|Dec 13, 1991||FPAY||Fee payment|
Year of fee payment: 4
|Jan 12, 1996||FPAY||Fee payment|
Year of fee payment: 8
|Sep 27, 1999||AS||Assignment|
Owner name: INTERSIL CORPORATION, FLORIDA
Free format text: ASSIGNMENT OF ASSIGNORS INTEREST;ASSIGNOR:HARRIS CORPORATION;REEL/FRAME:010247/0043
Effective date: 19990813
|Nov 8, 1999||AS||Assignment|
Owner name: CREDIT SUISSE FIRST BOSTON, AS COLLATERAL AGENT, N
Free format text: SECURITY INTEREST;ASSIGNOR:INTERSIL CORPORATION;REEL/FRAME:010351/0410
Effective date: 19990813

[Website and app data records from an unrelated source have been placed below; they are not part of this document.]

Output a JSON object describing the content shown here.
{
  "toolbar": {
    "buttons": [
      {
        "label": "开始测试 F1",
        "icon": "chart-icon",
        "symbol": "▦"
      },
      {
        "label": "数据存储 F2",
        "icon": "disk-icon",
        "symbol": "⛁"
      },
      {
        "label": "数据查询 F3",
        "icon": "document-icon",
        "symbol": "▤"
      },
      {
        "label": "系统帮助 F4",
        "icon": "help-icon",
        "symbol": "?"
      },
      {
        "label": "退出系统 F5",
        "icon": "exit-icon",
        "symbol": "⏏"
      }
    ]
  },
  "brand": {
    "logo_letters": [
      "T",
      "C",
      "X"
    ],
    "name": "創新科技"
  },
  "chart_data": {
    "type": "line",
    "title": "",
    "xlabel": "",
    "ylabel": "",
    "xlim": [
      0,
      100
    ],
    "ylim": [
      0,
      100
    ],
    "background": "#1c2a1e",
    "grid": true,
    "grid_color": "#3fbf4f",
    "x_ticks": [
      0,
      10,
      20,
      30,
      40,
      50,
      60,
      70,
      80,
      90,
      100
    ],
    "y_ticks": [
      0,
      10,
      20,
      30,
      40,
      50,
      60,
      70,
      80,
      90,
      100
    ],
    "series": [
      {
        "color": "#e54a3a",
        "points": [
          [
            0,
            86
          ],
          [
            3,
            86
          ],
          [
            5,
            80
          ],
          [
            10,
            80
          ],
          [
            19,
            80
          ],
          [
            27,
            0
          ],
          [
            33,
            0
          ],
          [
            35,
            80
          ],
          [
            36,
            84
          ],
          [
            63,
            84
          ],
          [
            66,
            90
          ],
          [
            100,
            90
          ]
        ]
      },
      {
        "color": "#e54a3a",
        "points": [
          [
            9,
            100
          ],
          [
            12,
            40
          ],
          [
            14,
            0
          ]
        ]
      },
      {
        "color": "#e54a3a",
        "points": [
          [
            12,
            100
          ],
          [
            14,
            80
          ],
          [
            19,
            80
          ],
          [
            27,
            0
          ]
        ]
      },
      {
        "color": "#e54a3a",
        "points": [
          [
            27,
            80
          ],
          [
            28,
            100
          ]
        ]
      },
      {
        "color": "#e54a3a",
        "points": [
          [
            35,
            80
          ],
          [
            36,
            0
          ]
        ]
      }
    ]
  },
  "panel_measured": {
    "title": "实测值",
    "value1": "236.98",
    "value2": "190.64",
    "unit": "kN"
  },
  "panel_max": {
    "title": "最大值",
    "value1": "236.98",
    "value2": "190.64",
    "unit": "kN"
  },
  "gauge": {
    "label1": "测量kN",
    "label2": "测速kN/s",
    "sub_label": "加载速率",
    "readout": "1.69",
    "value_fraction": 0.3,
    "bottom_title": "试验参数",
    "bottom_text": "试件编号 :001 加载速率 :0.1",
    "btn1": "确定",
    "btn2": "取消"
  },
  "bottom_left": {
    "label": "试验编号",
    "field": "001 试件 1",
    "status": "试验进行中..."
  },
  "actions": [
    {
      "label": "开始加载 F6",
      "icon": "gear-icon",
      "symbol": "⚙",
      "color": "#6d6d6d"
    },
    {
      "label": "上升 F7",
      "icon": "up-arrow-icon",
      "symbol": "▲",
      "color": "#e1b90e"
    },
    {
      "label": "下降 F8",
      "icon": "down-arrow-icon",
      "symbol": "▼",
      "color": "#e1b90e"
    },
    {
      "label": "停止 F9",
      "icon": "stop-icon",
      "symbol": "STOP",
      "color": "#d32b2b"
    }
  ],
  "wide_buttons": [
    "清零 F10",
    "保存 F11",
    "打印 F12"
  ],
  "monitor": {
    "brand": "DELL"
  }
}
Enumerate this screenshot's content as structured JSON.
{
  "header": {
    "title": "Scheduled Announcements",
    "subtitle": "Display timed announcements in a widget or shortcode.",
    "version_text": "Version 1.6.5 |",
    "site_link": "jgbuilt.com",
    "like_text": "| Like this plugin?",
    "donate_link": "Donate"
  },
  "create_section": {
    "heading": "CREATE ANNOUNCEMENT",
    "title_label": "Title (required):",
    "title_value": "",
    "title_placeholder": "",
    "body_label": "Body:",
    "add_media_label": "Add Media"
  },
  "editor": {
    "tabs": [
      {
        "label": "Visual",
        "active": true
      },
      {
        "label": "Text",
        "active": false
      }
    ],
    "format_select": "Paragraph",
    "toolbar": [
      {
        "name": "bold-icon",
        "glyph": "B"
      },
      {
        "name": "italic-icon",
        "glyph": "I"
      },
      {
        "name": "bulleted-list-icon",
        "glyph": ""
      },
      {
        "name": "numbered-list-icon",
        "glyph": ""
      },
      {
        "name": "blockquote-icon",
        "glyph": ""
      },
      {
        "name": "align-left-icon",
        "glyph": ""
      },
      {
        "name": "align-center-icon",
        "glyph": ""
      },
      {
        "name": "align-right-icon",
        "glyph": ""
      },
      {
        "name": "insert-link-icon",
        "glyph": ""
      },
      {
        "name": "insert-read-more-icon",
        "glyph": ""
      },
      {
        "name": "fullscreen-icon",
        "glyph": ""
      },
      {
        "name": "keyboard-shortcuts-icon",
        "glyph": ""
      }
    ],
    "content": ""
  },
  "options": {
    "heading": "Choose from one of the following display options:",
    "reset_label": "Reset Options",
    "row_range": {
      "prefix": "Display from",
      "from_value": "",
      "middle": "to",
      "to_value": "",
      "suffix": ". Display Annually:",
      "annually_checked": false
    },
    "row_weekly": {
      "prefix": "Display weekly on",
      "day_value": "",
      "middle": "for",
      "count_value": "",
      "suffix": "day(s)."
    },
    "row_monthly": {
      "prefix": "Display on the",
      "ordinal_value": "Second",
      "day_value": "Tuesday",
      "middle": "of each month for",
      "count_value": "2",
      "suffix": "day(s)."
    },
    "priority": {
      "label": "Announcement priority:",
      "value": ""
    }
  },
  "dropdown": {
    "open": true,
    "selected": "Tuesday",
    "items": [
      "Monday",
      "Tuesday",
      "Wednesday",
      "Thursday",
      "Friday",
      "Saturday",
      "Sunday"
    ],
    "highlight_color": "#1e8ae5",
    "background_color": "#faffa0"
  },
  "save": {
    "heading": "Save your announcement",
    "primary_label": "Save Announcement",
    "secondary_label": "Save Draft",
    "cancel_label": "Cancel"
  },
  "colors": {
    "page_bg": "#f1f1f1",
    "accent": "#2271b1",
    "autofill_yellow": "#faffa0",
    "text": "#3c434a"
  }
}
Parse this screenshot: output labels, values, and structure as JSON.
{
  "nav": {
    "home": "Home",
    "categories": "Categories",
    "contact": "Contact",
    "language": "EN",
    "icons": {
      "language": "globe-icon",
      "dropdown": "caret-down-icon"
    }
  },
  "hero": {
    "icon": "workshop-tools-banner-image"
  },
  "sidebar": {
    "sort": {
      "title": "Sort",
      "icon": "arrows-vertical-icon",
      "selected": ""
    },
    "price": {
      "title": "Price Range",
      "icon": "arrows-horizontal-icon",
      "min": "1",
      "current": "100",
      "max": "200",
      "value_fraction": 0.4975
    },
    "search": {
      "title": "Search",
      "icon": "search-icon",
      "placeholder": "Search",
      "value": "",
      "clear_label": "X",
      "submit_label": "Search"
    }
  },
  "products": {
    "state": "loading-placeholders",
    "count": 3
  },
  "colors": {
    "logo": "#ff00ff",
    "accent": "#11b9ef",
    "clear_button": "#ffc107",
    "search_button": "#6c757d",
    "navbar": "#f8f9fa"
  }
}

|Jan 11, 2000||FPAY||Fee payment|
Year of fee payment: 12